I wasn’t going to write about the Orlando massacre. I’m not from Orlando. Never been to Pulse. As far as I know, no one I know was killed or injured in Orlando yesterday. I’m not gay, bisexual, or trans. I have no fresh perspective or insight. But I’ve been pretty silent lately. Because silence pulls.
It was easy to be an outspoken ally in college. To speak up about university policies affecting the LGBTQ community, follow courses on queer theory, attend meetings of our LGBTQ/Ally campus organization somewhat regularly, and — more regularly — parties and performances by my queer friends.
But out in the big world, it’s not always easy to say things. And nowhere near as satisfying. In fact, it can be easier to bite one’s tongue than move it.
One time, I was so happy to find a sweet mommy friend here that I said nothing when her husband looked at two men holding hands and asserted, “We don’t have such people in our country.” I blushed in shame, but I didn’t say a word.
There have been other failures: moments when I didn’t engage. Not major transgressions, I guess. My friends know I support them. I even publicly express my support, if mostly on Facebook. And still, while reading this essay, I came across the following words and felt a pang of conscience:
I (also) blame all those who stand in silence as LGBTQ people are attacked, abused, murdered, and denied our human rights, because they do not think it is their problem or because they are embarrassed to speak up for us.
I felt a pang of conscience because I realized that, to call myself an ally, I have to be willing to engage.
The LGBTQ community is vast, beautiful, and multifaceted. It’s impossible to generalize. Still, I have noticed that this community seems less likely than most to be satisfied with our “thoughts and prayers” alone.
Hate terrifies. It ends lives, erodes our will, devastates our communities. But hate has no heart, and is therefore a dead thing. I don’t want to let a dead thing silence, muffle, or distort my voice anymore.
Love is the correct response to hate. It’s no platitude. As a mother, as a lover, as a human, I know that it’s our strongest rampart and our sharpest sword. A single kiss can cut hate to the core.

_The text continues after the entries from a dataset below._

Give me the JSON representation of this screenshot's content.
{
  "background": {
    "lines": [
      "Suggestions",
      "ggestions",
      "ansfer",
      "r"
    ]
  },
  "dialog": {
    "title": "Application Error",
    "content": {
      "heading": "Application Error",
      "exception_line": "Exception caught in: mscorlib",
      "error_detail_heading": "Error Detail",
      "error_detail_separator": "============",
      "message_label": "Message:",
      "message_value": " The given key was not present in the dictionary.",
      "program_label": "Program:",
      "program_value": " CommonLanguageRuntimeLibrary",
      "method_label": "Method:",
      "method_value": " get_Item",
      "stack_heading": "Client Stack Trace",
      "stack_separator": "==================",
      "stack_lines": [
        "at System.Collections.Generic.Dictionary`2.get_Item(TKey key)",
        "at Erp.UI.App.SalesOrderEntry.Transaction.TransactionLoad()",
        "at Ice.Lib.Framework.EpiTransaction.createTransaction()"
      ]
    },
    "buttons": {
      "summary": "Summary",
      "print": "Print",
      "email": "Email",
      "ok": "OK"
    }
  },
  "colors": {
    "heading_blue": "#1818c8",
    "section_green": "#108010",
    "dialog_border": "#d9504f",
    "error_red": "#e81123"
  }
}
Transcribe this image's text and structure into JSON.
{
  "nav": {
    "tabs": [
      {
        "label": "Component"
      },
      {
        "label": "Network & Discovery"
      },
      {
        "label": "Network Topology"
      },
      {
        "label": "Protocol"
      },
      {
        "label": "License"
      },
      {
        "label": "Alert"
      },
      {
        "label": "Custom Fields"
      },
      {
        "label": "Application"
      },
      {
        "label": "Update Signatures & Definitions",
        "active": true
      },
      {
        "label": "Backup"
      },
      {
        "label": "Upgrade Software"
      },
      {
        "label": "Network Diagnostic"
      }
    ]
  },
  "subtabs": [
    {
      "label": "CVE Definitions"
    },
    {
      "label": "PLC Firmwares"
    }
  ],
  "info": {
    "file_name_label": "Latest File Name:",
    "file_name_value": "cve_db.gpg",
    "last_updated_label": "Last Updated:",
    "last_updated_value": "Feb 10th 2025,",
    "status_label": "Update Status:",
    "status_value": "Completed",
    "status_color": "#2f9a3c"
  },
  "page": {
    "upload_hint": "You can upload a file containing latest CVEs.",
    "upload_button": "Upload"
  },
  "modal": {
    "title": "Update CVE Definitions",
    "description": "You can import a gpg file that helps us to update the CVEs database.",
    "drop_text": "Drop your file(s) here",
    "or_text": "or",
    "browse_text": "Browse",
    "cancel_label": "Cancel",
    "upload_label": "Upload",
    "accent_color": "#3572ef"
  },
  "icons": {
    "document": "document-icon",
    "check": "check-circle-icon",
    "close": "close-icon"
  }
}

I have no obligation to be polite or pleasant toward views that might feed hateful actions. I don’t want to be silent, because silence colludes with violence. We have many discussions to have in the wake of this tragedy: regarding guns, religion, political rhetoric. But, in our day-to-day, we also need to defend each other, for our family, friends, and neighbors. Matter-of-factly, without hesitation and without embarrassment.
Love remains our source and our strength.
Let’s love harder, louder. Let’s voice our support. Especially when it feels easier to stay quiet. Because hate is everyone’s problem.